I hesitated to write this so soon, while the wounds of Tucson have not begun to heal. Yet, I know that sometimes difficult issues can be stated, put aside and addressed later. So, those of you who think I am inappropriate, I understand. However, I wish you would just take a moment to at least consider what I have to say.
The killer was and is disturbed; that goes without question. On the other hand, how many more times do we have to repeat this pattern?
The signs that he was troubled were there long before the day he bought the gun, long before the day he shot the gun. What do we do with troubled youth? We suspend and then expel them from school; let another agency handle it.
However, the agencies are overwhelmed and can only do so much. So, who do we blame?
Here is what we are missing: This young man called for help over and over, just like the kids at Columbine and the shooter at Virginia Tech. The signs were there and no one was astute enough to really listen. The following gives an overview of what these young people — as well as the scoundrels who “shot and wounded” with their thievery, the Madoffs of the world, and do damage in another way — really want.
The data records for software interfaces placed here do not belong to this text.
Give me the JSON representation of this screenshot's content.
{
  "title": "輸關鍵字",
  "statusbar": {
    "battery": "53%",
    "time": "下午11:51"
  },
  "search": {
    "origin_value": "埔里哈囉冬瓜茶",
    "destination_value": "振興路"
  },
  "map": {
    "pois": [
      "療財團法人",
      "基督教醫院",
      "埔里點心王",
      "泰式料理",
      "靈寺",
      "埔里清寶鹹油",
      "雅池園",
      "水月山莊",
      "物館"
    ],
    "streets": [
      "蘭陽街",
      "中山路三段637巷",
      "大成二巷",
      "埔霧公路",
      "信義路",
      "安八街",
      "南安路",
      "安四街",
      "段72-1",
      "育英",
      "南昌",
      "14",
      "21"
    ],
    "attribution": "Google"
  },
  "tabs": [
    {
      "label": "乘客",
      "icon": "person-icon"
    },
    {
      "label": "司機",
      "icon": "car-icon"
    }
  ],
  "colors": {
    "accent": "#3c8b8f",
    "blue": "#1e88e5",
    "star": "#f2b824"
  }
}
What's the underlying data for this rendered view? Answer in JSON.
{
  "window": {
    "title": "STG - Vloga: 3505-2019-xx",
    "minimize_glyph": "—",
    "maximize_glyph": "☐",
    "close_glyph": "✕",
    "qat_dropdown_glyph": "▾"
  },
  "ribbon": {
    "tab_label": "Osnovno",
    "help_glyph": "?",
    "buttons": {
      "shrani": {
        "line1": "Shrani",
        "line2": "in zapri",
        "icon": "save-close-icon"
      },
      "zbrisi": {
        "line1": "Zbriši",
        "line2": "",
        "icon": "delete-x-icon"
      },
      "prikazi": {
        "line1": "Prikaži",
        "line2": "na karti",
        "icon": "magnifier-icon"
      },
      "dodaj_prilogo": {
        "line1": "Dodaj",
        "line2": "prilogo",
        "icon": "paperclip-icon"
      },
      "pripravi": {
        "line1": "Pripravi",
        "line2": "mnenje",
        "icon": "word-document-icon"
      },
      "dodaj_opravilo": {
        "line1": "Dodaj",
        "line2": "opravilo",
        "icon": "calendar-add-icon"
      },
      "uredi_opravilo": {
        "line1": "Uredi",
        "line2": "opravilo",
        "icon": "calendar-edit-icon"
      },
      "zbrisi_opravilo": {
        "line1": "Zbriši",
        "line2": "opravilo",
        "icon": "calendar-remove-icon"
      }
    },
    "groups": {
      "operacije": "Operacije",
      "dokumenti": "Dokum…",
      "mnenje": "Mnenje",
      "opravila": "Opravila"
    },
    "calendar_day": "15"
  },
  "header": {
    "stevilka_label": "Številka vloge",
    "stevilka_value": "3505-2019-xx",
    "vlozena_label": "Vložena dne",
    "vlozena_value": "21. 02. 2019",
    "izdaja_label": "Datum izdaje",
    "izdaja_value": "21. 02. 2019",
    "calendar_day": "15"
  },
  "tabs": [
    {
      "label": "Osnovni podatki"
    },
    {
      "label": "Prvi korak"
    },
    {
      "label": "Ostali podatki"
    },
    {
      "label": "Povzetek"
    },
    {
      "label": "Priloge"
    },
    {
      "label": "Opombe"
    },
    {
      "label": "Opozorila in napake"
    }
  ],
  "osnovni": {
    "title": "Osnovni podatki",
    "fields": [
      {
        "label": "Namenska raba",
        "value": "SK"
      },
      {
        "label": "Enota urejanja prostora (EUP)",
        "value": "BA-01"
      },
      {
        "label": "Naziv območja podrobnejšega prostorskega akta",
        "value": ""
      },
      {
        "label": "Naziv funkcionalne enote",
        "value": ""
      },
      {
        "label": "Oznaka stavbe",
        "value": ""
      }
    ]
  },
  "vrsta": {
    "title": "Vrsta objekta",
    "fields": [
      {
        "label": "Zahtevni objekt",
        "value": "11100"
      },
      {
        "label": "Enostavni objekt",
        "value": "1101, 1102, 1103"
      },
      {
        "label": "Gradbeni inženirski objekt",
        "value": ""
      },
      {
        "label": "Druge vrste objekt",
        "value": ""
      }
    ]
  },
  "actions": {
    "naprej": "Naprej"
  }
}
The fundamental issues confronted by any civilization or by any person in his or her life are issues of meaning. Here are five components that my mentor, Willis Harman, a futurist, discussed way back in the ‘80’s that have less to do with red or blue states, conservative or liberal leanings, rich man, poor man, beggar-man or thief. These core issues are puzzle pieces that, when put together, can be called “our common future.”Continued on the next page